And without further adieu… the Filmocracy contest winners are:

Grand Prize
“Corn King Takes Over the World” by Kylee Darcy

Highest Rated
“The Politics of Food” by Brandon Savoie

Most Popular
“And So It Is” by Ananta

Watch at:

Grand prizewinner Kylee Darcy won $1,000 and her stop-motion animated
short, “Corn King Takes Over the World,” will be screened throughout
the country at Indie Lens Community Cinema events this fall. She also
gets a KING CORN DVD, soundtrack and other fabulous corn-free prizes!
The most popular and highest rated videos get cool prizes too.

Darcy, age 19, is a health conscious sophomore at UC Berkeley who is
passionate about food politics. She came across the Filmocracy
contest while conducting research about the relationship between
nutrition and exercise with mental health. For her entry, Darcy
created her own hand-drawn animation and mixed it up with KING CORN
clips and archival images to make a bold and colorful statement about
the politics of food.

The KING CORN filmmakers chose the grand prizewinner, and Eyespot
viewers gave the highest ratings to “The Politics of Food” by Brandon
Savoie. Savoie, a 22-year-old student and forklift operator from
Louisiana, has “a passion for indie filmmaking,” and entered the
contest to comment on the fast food controversy he had read about on
the Internet. “Even if I didn’t win,” he said, “I thought it would be
a good opportunity to help inform others of the irresponsibility of
the major fast food companies.” The winner of Most Popular
designation, “And So It Is” by Ananta, has not responded to our email

Watch the Independent Lens Filmocracy contest shorts winners (all
under 3 minutes) at:

Awsomely Powerful and Well Done Documentary Film

The English Surgeon - A Film By Geoffrey Smith.
I saw this film tonight at SilverDocs. It was fantastic.
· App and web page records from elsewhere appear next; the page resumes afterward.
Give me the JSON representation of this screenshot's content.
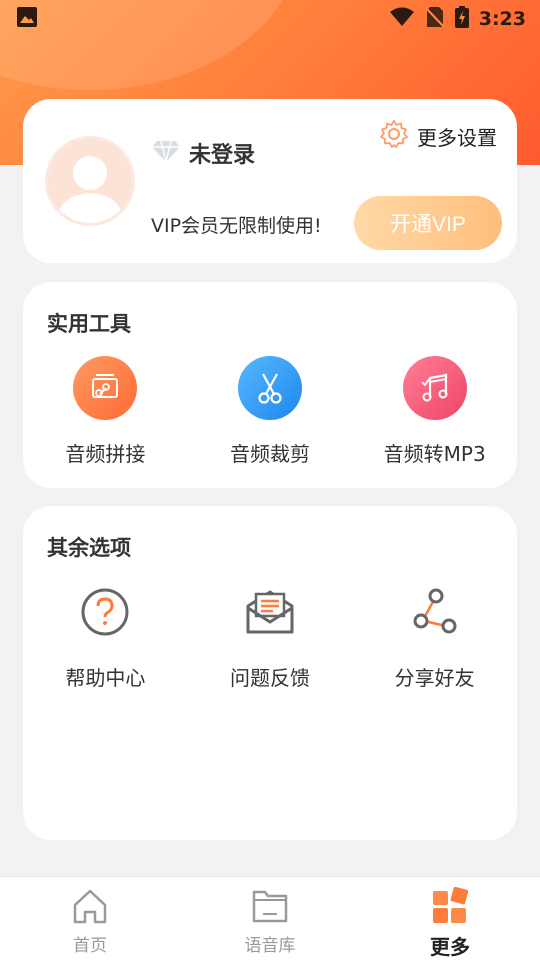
{
  "status_bar": {
    "time": "3:23"
  },
  "profile": {
    "login_status": "未登录",
    "settings_label": "更多设置",
    "vip_description": "VIP会员无限制使用!",
    "vip_button": "开通VIP"
  },
  "tools": {
    "title": "实用工具",
    "items": [
      {
        "label": "音频拼接",
        "icon": "link-icon",
        "color": "#ff7e47"
      },
      {
        "label": "音频裁剪",
        "icon": "scissors-icon",
        "color": "#2f9bf5"
      },
      {
        "label": "音频转MP3",
        "icon": "music-note-icon",
        "color": "#f25c7a"
      }
    ]
  },
  "others": {
    "title": "其余选项",
    "items": [
      {
        "label": "帮助中心",
        "icon": "help-icon"
      },
      {
        "label": "问题反馈",
        "icon": "feedback-mail-icon"
      },
      {
        "label": "分享好友",
        "icon": "share-icon"
      }
    ]
  },
  "bottom_nav": {
    "tabs": [
      {
        "label": "首页",
        "icon": "home-icon",
        "active": false
      },
      {
        "label": "语音库",
        "icon": "folder-icon",
        "active": false
      },
      {
        "label": "更多",
        "icon": "more-grid-icon",
        "active": true
      }
    ]
  },
  "colors": {
    "accent": "#ff7b3a",
    "vip_gradient_start": "#ffd9a8",
    "vip_gradient_end": "#ffbe7a"
  }
}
I also got to speak with the Director and the surgeon himself.

The English Surgeon - A Film By Geoffrey Smith.


What is it like to have God like surgical powers, yet to struggle against your own humanity? What is it like to try and save a life, and yet to fail? This film follows brain surgeon Henry Marsh as he openly confronts the dilemmas of the doctor patient relationship on his latest mission to the Ukraine.

Henry is one of London’s foremost brain surgeons, but despite being a pioneer in his field he stills rides an old pushbike to work and worries himself sick about the damage he can inflict on his patients. “When push comes to shove we can afford to lose an arm or a leg, but I am operating on people’s thoughts and feelings…and if something goes wrong I can destroy that person’s character ……forever”.